What does a phrase like "dit St Pierre" mean, when it follows a surname?
For example: Marie-Anne Romure dit St Pierre
In this case dit means alias. So Marie-Anne Romure was her given name but everyone knows her as Marie-Anne St Pierre and that is the name that she uses in every day life. There is a bit more information on this site that may help.
The French dit identifier is identifying something or referring to something about the person or person's family.

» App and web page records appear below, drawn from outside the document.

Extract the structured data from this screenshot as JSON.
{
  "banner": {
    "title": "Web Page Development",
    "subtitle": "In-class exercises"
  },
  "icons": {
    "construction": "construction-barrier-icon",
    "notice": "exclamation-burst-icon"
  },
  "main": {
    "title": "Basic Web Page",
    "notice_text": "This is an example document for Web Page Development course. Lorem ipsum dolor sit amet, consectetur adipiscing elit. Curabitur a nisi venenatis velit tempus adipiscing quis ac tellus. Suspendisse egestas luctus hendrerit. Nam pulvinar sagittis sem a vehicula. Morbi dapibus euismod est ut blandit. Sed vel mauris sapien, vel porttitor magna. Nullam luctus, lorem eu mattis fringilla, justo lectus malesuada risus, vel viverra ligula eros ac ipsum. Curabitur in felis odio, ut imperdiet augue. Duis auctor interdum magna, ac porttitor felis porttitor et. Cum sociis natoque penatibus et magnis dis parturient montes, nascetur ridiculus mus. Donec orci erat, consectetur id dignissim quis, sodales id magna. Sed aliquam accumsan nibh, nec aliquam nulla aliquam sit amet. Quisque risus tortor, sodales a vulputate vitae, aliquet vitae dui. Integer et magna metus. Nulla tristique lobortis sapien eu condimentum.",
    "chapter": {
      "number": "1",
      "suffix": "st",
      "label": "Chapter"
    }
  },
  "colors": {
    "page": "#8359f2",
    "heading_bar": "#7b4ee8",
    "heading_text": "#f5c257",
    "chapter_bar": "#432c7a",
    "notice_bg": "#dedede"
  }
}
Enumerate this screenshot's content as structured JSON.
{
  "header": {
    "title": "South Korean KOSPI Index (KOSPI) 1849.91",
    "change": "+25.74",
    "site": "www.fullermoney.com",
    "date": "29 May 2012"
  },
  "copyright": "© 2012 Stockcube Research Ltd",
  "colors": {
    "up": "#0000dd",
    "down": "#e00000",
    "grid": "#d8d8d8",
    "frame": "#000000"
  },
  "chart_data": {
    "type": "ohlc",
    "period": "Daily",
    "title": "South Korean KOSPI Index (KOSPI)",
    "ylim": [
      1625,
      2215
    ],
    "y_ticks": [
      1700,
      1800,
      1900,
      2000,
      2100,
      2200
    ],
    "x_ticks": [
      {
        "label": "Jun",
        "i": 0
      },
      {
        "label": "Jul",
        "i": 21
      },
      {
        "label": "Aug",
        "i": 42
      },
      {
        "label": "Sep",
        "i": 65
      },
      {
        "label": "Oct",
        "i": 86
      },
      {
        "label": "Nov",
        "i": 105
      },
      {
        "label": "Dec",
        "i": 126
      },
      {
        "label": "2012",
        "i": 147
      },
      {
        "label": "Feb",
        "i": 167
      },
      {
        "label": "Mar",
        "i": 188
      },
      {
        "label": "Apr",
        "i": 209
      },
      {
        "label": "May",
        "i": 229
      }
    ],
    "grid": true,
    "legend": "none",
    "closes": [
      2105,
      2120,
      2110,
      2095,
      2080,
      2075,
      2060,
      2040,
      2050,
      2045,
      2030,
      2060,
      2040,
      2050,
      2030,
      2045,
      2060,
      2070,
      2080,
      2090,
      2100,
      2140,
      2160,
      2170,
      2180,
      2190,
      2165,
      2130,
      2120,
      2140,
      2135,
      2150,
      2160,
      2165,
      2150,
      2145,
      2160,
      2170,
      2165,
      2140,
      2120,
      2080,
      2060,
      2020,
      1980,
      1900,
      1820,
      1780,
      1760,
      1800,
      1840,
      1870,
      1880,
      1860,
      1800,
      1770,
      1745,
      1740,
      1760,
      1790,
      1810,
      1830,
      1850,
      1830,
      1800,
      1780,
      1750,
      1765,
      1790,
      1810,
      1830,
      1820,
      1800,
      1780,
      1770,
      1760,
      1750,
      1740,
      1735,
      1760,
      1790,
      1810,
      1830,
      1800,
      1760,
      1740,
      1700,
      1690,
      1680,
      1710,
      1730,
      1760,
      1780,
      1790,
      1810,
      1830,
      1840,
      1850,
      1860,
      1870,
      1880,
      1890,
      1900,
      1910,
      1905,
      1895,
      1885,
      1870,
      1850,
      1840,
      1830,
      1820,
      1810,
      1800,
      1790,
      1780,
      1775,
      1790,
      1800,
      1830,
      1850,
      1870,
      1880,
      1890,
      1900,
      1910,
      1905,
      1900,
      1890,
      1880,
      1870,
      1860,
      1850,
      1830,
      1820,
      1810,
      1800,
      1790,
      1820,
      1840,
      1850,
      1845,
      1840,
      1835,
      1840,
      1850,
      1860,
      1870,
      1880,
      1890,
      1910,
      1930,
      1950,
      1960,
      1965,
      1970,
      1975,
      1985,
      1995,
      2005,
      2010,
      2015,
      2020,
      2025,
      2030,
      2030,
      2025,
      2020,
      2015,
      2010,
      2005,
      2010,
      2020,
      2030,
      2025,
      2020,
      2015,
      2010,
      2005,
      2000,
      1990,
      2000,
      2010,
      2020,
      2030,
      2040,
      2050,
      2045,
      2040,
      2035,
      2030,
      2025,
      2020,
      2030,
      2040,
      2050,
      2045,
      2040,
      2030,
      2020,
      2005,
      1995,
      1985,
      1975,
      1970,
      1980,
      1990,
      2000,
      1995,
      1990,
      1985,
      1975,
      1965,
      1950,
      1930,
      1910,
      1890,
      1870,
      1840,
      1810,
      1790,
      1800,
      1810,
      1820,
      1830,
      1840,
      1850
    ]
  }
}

It is not a conveyance such as de or du. It is not an alias, nickname or last name which are incorrect English translations!
French "dit" or "dite" names were''' identifiers''' used by French families, that describe the person based on a variety of possible definitions including French surname linage, maiden name genealogy, geography, guilds, master craftsmanship, military loyalties, seigneur relationships, military status ...etc etc etc
They are not "last names", "nick names" or "aliases." Unfortunately, English transcribers have incorrectly defined them as "aliases." The Old World French never referred to dits as "last names", "nick names" or "aliases." Originally dit did not have a true English translation and thus modern attempts have unfortunately followed English forms.
Many French Nouvelle Francaise and Louisanne families carried their dit identification from their origins in France, Netherlands and Britain when they migrated to North America.
Eventually most dit and dite identifiers use were dropped as families became nationalized